Visiting Faculty, 2020-21: Playwright Mfoniso Udofia and Lecturer Samantha Lazar

The Department of Theater is delighted to welcome playwright and performer Mfoniso Udofia and lecturer Samantha Lazar as Visiting Faculty for the 2020-2021 academic year.

Professor Mfoniso Udofia will be teaching THEA 50: Playwriting I in the fall 2020 term, as well as two additional courses later in the year.

Mfoniso Udofia's plays, SojournersrunboyrunHer Portmanteau, and In Old Age have been seen at the American Conservatory Theater [A.C.T.], New York Theatre Workshop [NYTW], The Playwrights Realm, Magic Theater, National Black Theatre, Strand Theater Company, and Boston Court. She's the recipient of the 2017 Helen Merrill Playwright Award, the 2017-18 McKnight National Residency and Commission at The Playwrights' Center and is a member of the New Dramatists class of 2023. Mfoniso is currently commissioned by A.C.T., Hartford Stage, Denver Center, A.C.T., Roundhouse, and South Coast Repertory. Her plays have been developed by Manhattan Theatre Club, A.C.T., NYTW, The Playwrights Realm, McCarter Theatre, OSF, New Dramatists, PCS's JAW Festival, Berkeley Rep's Ground Floor, The OCC, Hedgebrook, Sundance Theatre Lab, Space on Ryder Farm, Page 73, New Black Fest, Rising Circle and more.

She has worked as a television writer on the third season of Netflix's 13 Reasons Why and the first seasons of both Apple TV's Little America and Pachinko.
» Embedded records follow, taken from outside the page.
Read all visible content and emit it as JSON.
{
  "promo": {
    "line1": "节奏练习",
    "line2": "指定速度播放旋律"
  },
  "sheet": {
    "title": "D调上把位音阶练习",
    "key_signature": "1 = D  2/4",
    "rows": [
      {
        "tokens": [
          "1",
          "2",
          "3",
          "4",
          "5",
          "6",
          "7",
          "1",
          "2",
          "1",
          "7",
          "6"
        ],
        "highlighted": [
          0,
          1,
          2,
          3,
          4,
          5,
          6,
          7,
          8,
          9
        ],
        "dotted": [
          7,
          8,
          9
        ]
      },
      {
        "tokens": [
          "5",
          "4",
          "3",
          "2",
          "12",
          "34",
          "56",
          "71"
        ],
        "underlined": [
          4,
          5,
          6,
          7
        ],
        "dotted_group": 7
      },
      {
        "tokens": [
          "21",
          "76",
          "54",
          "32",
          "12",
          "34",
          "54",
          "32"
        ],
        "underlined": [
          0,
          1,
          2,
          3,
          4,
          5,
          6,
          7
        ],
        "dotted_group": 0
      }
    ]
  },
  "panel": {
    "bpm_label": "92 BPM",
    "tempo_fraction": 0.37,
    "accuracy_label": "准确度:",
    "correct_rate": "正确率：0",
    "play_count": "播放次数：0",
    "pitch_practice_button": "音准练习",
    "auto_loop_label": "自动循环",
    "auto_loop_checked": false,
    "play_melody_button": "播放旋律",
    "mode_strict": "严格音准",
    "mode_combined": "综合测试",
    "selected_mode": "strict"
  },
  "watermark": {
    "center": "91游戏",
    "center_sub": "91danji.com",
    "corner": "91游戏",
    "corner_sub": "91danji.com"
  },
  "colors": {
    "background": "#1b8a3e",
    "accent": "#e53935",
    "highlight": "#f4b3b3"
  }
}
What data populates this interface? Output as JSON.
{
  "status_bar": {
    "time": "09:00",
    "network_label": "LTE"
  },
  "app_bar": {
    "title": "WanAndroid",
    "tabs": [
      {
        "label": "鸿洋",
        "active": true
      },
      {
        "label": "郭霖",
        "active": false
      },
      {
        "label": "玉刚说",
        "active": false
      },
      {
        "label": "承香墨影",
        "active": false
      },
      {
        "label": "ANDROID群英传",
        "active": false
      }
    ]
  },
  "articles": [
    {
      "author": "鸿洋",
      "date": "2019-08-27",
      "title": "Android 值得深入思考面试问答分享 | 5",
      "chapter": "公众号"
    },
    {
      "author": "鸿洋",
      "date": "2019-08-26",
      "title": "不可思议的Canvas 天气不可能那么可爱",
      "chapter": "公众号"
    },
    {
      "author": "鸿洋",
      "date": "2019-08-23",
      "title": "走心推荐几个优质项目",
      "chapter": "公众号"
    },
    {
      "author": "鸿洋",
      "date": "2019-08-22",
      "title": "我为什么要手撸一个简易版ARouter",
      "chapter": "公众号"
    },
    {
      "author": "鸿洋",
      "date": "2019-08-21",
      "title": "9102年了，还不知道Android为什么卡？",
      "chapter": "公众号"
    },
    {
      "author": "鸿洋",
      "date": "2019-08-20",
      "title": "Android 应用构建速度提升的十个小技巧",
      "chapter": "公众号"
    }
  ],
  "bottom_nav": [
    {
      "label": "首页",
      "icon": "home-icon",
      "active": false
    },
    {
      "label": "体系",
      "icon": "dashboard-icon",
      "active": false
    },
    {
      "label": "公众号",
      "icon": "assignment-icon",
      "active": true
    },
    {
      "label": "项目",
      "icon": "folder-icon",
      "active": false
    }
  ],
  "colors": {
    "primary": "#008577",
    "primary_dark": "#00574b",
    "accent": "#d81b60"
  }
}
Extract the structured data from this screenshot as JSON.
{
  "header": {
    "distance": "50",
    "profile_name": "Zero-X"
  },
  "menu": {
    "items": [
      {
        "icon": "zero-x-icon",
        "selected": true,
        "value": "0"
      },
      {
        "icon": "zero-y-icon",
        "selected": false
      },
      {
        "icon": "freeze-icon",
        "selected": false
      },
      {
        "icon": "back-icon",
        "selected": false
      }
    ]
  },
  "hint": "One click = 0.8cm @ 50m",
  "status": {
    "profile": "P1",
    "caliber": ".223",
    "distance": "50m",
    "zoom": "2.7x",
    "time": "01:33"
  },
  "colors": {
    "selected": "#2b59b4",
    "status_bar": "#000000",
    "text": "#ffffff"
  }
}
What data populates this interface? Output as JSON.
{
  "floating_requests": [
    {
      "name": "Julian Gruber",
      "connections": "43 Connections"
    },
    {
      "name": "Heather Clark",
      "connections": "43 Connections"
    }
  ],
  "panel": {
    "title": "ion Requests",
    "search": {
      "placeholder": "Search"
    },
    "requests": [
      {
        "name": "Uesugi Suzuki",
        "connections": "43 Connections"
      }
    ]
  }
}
​As an actress, she recently appeared off-Broadway in Ngozi Anyanwu's, The Homecoming Queen. She's also appeared in the feature film Fred Won't Move Out.  

 

Visiting Lecturer Samantha Lazar will be teaching THEA 10.33 Contemporary Performance this fall term 2020. 

Samantha Lazar is a performance curator, scholar, theater artist, and passionate teacher. She received her M.F.A. in dramaturgy and dramatic criticism from the Yale School of Drama, with comprehensive studies in the historical European avant-garde and the American avant-garde movements. Her dissertation, "An Alternative Engine: Devised Theater and Urban Ecology in Philadelphia, 1995-2015" explores the interplay between contemporary devised performance and urban revitalization in Philadelphia. Her writing has appeared in PAJ, Theater, and Praxis, as well as in journalistic publications; she has taught at institutions including Yale College, Yale School of Drama, Connecticut College, and Dartmouth College. She is currently the Curator of Academic Programming at Dartmouth's Hopkins Center for the Arts, with scholarly and creative interests in devised performance, visual dramaturgy, environmental theater, and scenography.